---------- Provided information

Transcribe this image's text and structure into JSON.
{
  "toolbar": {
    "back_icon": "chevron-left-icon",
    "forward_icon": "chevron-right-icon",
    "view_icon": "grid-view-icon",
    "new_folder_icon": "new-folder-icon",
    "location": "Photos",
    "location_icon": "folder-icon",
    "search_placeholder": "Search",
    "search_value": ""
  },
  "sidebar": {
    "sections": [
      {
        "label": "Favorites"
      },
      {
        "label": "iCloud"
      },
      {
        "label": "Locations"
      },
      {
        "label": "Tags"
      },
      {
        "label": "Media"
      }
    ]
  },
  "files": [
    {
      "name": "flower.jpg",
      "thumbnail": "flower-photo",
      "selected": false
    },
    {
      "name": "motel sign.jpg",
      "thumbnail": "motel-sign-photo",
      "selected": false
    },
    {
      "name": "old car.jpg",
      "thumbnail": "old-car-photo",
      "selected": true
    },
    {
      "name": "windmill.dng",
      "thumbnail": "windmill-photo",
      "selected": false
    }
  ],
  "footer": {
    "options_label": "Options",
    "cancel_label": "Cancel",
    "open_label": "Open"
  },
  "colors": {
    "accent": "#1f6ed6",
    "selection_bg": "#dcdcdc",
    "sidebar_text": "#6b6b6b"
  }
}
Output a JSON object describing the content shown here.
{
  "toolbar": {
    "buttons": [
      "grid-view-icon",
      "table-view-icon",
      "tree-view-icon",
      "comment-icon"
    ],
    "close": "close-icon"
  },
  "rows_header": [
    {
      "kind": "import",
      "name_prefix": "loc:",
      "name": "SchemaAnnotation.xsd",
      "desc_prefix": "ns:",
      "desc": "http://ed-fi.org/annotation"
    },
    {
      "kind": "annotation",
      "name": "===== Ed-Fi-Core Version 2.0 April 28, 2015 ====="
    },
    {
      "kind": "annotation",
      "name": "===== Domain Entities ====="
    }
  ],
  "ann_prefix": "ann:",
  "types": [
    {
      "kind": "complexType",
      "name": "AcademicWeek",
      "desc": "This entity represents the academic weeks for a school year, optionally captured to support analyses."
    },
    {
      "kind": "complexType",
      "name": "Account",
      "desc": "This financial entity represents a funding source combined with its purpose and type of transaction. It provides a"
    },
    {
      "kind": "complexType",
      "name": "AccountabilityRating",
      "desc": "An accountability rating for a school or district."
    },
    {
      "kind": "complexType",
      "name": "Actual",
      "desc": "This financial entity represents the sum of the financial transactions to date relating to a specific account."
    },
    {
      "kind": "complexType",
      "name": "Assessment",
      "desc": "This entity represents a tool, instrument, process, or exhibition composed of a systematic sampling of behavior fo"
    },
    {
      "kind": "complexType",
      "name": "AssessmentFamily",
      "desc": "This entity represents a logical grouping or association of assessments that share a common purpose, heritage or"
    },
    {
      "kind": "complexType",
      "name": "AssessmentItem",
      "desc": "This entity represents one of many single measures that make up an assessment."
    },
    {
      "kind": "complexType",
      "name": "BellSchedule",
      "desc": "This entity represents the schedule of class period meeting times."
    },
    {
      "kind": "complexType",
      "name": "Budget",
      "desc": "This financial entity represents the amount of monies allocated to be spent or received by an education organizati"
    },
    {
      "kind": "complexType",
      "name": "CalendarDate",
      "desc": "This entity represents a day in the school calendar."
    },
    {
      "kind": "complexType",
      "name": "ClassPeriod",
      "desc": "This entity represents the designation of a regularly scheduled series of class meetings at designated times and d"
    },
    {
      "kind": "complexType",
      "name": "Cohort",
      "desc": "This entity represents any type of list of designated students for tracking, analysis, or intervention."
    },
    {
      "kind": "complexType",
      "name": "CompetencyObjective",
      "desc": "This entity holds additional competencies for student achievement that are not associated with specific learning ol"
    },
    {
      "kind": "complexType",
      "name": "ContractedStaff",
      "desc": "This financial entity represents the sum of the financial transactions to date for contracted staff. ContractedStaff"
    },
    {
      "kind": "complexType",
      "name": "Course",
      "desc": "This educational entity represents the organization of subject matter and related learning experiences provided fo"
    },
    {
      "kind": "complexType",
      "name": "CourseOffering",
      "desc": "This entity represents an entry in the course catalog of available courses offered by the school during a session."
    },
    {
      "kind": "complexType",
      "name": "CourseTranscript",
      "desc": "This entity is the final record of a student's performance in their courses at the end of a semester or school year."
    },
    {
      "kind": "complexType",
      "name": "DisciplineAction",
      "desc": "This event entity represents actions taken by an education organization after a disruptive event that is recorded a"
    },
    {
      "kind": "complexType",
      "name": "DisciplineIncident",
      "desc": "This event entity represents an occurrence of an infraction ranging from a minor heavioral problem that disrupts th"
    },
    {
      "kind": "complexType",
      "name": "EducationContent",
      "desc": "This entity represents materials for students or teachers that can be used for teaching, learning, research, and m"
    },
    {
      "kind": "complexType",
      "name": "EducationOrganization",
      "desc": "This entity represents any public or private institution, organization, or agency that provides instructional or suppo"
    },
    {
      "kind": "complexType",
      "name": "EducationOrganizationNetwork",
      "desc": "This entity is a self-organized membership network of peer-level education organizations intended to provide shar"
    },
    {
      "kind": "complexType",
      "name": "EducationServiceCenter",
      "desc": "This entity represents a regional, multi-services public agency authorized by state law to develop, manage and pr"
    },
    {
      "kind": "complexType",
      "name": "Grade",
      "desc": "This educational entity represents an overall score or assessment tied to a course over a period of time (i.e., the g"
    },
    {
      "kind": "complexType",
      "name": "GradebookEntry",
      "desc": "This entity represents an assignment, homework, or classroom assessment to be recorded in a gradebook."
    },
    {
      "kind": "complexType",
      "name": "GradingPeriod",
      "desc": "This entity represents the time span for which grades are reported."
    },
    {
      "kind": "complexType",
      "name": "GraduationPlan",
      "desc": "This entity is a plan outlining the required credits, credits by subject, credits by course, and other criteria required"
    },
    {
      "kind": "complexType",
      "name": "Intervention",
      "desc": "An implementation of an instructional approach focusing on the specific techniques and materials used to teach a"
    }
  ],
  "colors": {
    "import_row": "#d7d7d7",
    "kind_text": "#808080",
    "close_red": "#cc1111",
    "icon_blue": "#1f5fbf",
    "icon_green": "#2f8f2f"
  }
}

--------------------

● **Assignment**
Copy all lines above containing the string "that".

● **Exercise answer**
      "desc": "This entity represents a logical grouping or association of assessments that share a common purpose, heritage or"
      "desc": "This entity represents one of many single measures that make up an assessment."
      "desc": "This entity holds additional competencies for student achievement that are not associated with specific learning ol"
      "desc": "This event entity represents actions taken by an education organization after a disruptive event that is recorded a"
      "desc": "This event entity represents an occurrence of an infraction ranging from a minor heavioral problem that disrupts th"
      "desc": "This entity represents materials for students or teachers that can be used for teaching, learning, research, and m"
      "desc": "This entity represents any public or private institution, organization, or agency that provides instructional or suppo"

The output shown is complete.